William met the young people supported by Together As One, a charity formed 25 years ago to help tackle gang violence in Slough, and now providing a wealth of services from sports activities to a Global Grub workshop.
It calls on young people in the process of conflict resolution, equipping them with the skills to go into schools and talk to their peers in a bid to de-escalate tensions and tackle anger.
The visit came after last week’s dramatic period for the monarchy following the publication of the Duke of Sussex’s memoir, Spare, which laid bare the turmoil and tensions between Harry and his brother, William, and father, the King.
After meeting some of the staff from the charity, William joined a group of young carers being taught about food nutrition and cooking skills by chef and teacher Kevin Muhammad.
The prince told the chef: “I do a mean steak. My sauces come out quite dry or lumpy – I’ve got to work on those.”
William took off his jacket and put on an apron to help with the dish the group were making – teriyaki chicken – and poured a bowl of pre-cooked noodles into the wok of simmering poultry.
The organization was originally called Aik Saath, which means Together As One in Hindi, Punjabi and Urdu, to reflect its initial work responding to gang violence between young people from Asian backgrounds in Slough in the late 1990s.
Its work has evolved to meet the needs of Slough’s diverse community, which has led to the development of support for young carers, projects focused on mental health, and campaigns and creative projects designed to strengthen relationships in the community and tackle issues like bullying, knife crime and racism.
The chef said afterwards the prince tried the chicken noodle dish and enjoyed it, adding: “William said it was amazing, he was very impressed with the food and impressed with the five-spice we put in and how it was seasoned.
“He said he loves breakfast. He said Kate is a good cook but he’s not a fan of fresh coriander.”

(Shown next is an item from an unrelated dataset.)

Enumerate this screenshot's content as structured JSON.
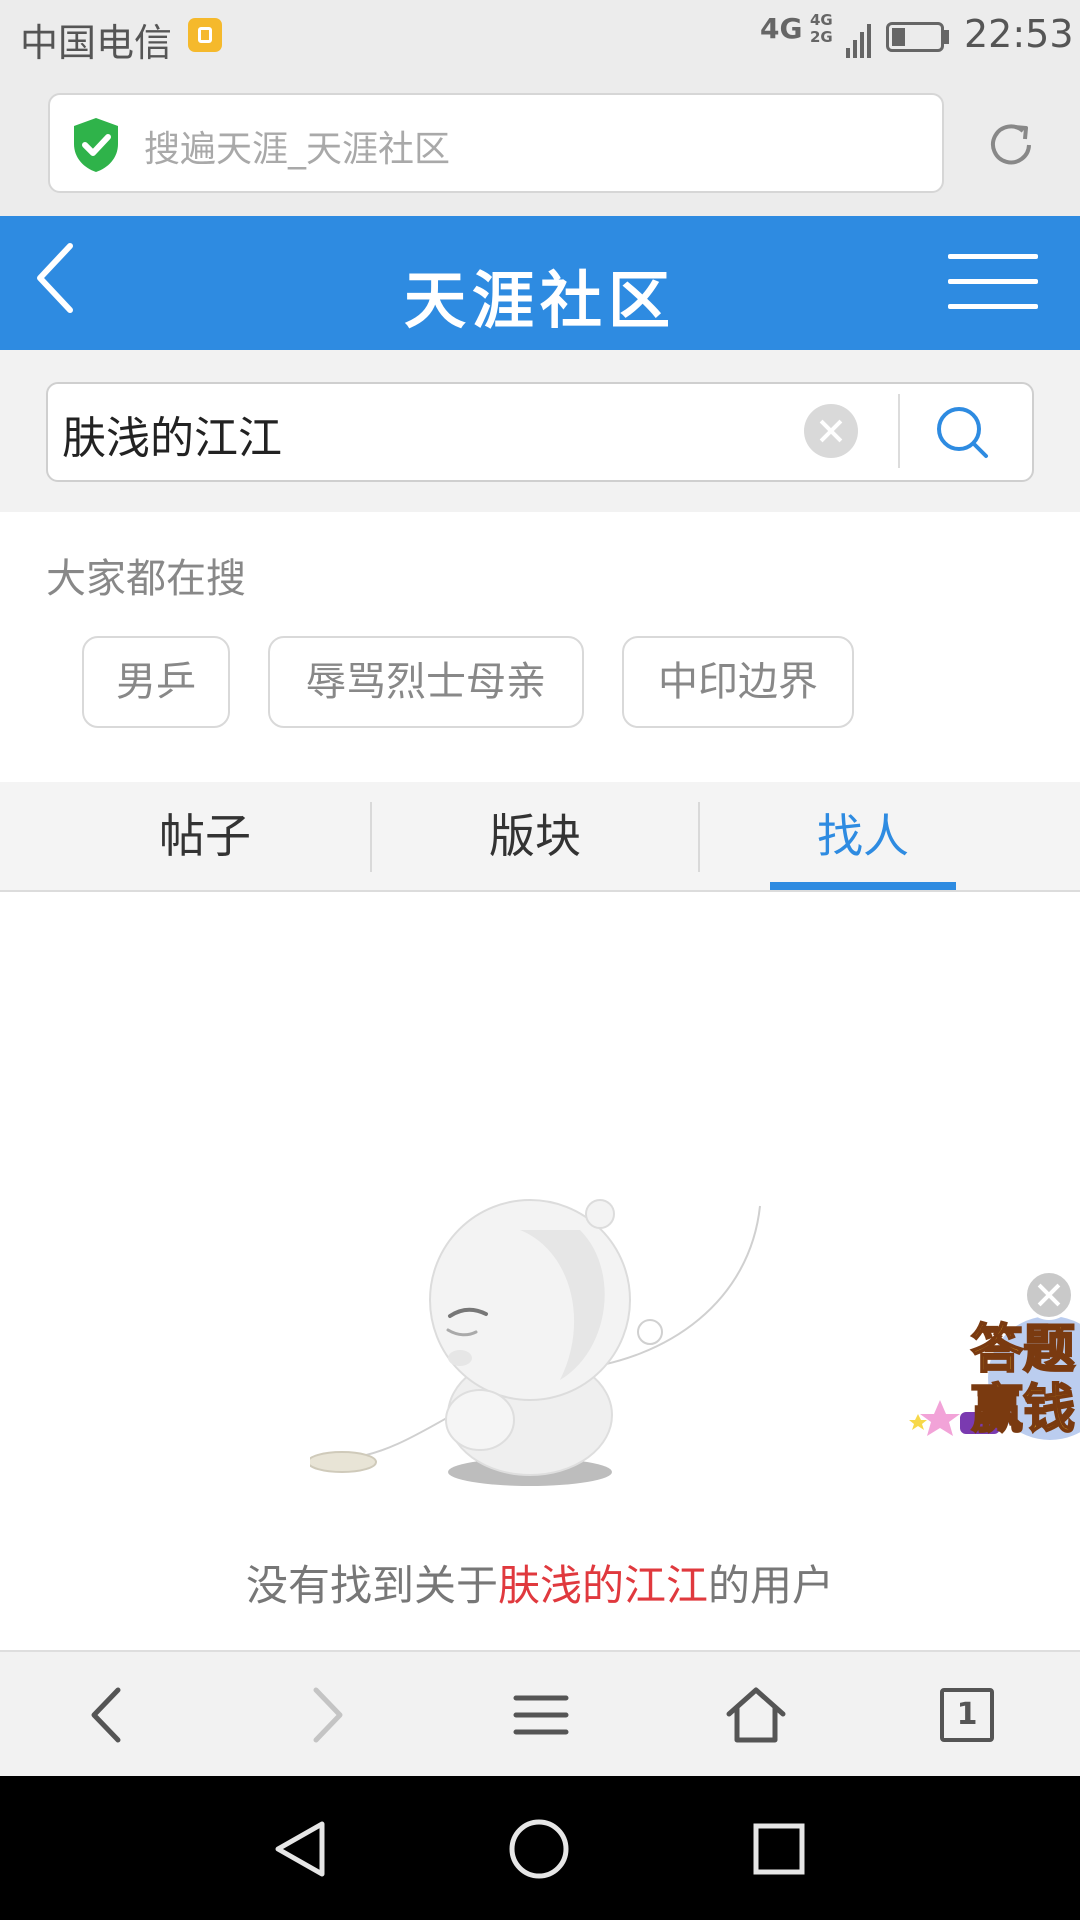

Rob Deeks, Together As One’s chief executive officer, said during William’s chats with staff and volunteers a range of issues were discussed, from the cost-of-living crisis to the young people bringing up their concerns like knife crime and youth violence.
Asked about his organization’s work on conflict resolution he replied: “The big thing as well is, it’s about peer leadership. So when we go into a school, I try and talk as little as possible.
“It’s about upskilling the young people so that they’ve got the confidence and the skills to go in there and present to their peers and change their views.”
He added: “It’s about doing a lot of work on anger and challenging emotions and about making sure that they take the time to think.”